[Dataset rows for apps and sites]
____

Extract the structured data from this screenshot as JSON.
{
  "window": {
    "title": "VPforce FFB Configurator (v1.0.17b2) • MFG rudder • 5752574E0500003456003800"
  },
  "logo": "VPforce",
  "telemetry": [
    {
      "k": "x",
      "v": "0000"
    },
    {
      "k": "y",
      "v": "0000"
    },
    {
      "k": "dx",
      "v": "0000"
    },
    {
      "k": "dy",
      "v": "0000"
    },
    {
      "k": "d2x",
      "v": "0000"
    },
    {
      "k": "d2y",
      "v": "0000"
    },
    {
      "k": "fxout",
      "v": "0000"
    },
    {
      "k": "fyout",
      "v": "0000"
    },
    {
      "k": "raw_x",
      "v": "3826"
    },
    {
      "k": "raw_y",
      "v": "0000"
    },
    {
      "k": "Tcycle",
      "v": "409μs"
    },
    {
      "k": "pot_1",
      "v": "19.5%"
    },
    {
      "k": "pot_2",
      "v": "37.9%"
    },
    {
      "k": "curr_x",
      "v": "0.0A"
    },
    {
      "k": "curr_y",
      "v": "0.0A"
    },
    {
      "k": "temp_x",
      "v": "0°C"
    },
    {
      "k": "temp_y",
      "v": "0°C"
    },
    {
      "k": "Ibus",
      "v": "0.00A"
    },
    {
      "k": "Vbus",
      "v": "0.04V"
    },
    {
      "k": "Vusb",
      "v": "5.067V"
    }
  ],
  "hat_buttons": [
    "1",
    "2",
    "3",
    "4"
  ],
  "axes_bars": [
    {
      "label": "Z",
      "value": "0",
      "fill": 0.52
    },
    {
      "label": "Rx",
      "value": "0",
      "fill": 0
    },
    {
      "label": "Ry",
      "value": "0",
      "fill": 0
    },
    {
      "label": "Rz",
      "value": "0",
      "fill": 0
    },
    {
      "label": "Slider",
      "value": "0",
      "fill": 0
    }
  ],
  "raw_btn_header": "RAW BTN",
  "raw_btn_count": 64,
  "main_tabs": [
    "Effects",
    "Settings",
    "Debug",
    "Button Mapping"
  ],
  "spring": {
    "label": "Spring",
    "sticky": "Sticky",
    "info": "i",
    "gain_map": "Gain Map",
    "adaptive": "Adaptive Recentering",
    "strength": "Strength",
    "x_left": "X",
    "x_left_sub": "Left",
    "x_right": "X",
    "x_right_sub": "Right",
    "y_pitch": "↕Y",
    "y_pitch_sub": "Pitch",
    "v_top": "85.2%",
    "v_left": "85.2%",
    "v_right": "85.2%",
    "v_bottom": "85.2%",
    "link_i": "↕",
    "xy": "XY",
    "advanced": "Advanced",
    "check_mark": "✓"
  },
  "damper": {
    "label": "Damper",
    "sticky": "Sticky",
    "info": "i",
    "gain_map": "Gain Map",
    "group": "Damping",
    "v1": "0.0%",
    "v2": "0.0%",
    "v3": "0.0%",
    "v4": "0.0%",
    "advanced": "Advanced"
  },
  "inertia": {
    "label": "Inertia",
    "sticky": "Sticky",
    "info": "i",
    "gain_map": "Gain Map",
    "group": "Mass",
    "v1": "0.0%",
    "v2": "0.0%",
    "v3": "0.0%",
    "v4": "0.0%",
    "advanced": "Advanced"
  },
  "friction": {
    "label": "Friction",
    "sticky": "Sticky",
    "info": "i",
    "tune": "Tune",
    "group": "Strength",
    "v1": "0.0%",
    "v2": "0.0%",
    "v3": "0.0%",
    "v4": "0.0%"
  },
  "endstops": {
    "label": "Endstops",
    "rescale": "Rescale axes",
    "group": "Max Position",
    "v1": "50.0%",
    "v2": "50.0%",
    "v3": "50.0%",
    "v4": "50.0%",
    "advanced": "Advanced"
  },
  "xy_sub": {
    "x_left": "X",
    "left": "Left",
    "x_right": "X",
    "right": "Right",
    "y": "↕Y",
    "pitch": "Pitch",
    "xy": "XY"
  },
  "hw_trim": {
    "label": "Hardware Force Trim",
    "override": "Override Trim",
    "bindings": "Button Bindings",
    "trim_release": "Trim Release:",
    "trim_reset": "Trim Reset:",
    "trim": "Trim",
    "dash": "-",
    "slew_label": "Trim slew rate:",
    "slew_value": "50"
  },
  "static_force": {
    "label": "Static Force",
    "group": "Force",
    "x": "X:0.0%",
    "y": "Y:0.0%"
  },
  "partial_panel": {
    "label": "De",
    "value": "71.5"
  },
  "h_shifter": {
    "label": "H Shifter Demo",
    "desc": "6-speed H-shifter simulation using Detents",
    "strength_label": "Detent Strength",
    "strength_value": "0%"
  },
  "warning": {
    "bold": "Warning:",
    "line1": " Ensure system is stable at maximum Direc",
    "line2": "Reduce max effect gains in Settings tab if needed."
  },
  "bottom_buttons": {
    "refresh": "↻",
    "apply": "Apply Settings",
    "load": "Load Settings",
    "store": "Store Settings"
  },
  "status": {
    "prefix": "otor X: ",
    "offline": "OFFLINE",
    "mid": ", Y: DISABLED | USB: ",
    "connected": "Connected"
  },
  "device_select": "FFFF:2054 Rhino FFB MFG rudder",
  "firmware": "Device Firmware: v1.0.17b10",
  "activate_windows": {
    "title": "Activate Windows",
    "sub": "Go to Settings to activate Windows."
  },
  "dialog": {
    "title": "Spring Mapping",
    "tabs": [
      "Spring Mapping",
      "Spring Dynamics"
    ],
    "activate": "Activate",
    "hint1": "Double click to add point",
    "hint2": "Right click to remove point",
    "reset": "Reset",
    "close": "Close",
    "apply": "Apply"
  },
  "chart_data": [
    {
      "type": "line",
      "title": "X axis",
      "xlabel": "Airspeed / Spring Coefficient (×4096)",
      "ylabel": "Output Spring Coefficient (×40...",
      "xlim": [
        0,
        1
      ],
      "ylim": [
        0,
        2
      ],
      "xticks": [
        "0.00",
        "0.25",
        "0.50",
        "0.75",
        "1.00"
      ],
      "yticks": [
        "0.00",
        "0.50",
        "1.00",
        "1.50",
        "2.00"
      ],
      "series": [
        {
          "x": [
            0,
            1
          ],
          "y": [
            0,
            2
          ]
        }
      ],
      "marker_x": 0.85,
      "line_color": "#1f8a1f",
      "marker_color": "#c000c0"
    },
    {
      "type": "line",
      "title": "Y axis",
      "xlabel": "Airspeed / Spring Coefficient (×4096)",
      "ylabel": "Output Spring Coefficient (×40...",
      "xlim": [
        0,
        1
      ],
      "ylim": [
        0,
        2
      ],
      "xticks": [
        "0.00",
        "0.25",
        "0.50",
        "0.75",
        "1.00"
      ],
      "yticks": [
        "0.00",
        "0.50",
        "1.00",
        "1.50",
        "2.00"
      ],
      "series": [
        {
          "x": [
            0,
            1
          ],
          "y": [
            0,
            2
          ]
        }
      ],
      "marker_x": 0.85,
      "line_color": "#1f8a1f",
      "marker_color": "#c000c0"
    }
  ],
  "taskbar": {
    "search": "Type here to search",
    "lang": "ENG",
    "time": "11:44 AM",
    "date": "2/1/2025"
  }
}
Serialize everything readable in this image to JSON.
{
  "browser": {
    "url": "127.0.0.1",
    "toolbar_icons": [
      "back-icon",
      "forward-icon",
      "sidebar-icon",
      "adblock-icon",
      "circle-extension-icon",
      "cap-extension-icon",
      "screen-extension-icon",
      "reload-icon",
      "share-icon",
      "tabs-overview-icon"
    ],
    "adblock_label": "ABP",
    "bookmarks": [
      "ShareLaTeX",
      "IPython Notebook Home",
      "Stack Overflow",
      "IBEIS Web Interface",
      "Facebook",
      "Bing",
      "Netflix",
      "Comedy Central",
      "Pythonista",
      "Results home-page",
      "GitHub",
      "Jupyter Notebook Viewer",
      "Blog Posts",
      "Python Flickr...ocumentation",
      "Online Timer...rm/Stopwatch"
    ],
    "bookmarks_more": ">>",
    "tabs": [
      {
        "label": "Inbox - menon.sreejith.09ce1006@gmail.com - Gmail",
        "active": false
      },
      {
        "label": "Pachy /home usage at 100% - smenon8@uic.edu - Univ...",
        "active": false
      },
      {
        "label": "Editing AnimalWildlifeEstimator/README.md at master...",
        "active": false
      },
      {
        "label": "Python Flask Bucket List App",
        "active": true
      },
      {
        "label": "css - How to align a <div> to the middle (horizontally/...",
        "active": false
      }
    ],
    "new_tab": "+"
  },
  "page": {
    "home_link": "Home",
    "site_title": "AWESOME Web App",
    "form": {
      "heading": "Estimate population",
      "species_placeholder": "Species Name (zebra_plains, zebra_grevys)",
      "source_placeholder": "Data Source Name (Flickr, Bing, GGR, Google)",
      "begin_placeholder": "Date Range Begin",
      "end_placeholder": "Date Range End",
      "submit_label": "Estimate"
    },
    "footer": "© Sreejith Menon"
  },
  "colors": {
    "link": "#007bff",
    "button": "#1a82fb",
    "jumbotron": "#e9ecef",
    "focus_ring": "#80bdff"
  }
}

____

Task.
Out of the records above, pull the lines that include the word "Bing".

Answer for the task.
      "Bing",
      "source_placeholder": "Data Source Name (Flickr, Bing, GGR, Google)",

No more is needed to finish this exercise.